Unilever to also avoid Dutch dividend tax through special construction: report

Unilever (Photo: M.Minderhoud/Wikimedia Commons)Unilever (Photo: M.Minderhoud/Wikimedia Commons)

Like Shell, Unilever also came up with a construction that should ensure that its British shareholders will not have to pay dividend tax now that the Dutch-British company will be based in the Netherlands, RTL Nieuws reports. 

Over the weekend newspaper Trouw revealed that Shell and its shareholders are avoiding paying dividend tax through a special tax ruling made with the Dutch Tax Authority in 2005 - when the Dutch and British branches of the oil and gas giant merged and its headquarters were established in the Netherlands. Great Britain doesn't have dividend tax, but the Netherlands does. This ruling was made so that British shareholders could continue to not pay this tax. 

Unilever is now faced with the same dilemma. The company is merging its British and Dutch offices, and moving to the Netherlands. But that means that its British shareholders will suddenly be subject to the Netherlands' dividend tax, at least until this tax is abolished in 2020 as the Rutte III government plans. 

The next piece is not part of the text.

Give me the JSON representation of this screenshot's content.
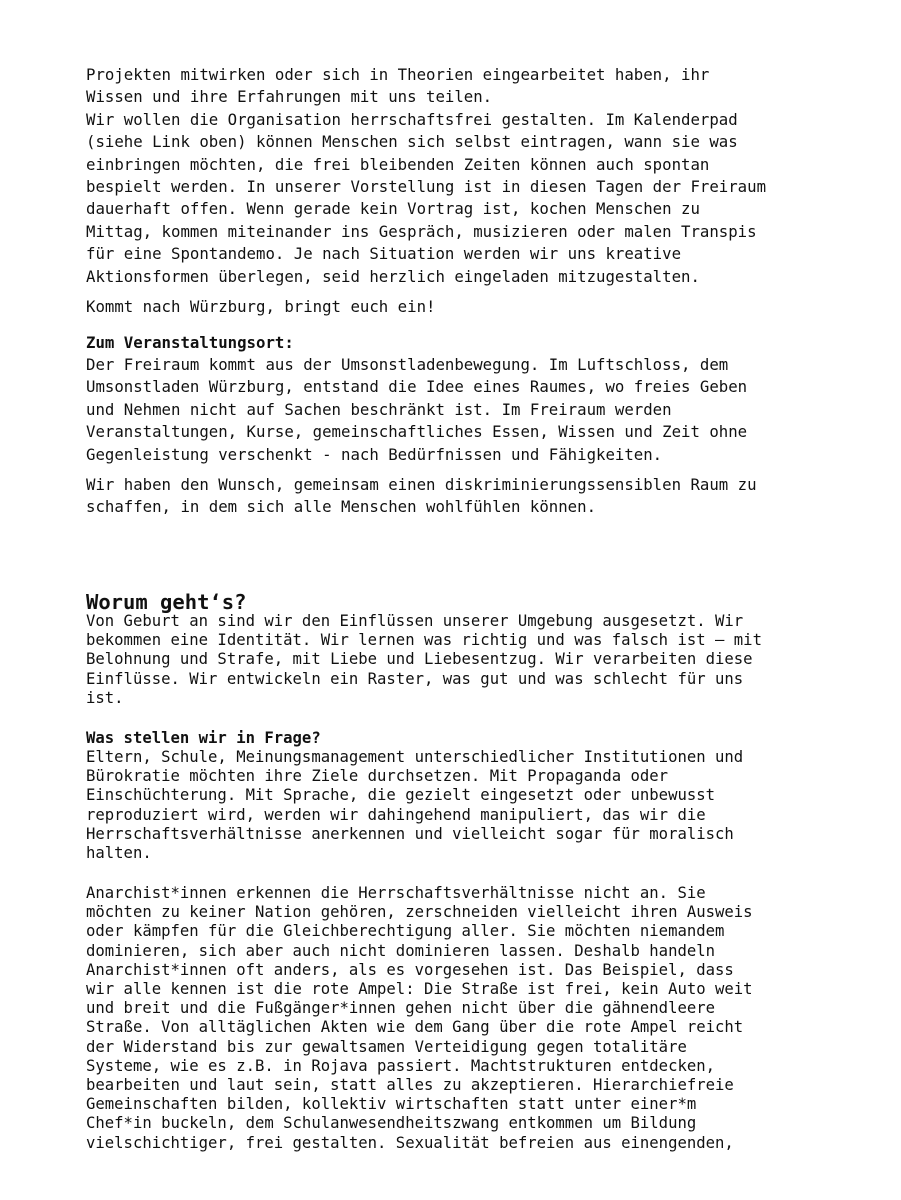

The foodstuff company is tackling this problem somewhat differently than Shell did, but with the same outcome, according to RTL Nieuws. Shareholders who do not want to pay dividend tax, are offered a way out. In a statement on the company's website, Unilever wrote that shareholders of the new holding company will soon be given the opportunity to receive "distributions in the form of capital repayment", which are not subject to dividend tax. The company states that this measure will apply until dividend tax is abolished in the Netherlands.

In a response to RTL, Unilever wrote: "On the basis of the dividend tax law, any company with sufficient equity may choose to repay capital instead of paying out dividends. The repayment of capital is not subject to dividend tax."

Unilever and Shell were two of the biggest advocates for the abolishment of dividend tax in the Netherlands. The Rutte III government's decision to abolish this tax caused some controversy in the Netherlands, as the measure was not mentioned in any of the four coalition parties' election programs. According to AD, the measure was brought up by Unilever and Shell, among others, during the coalition negotiations.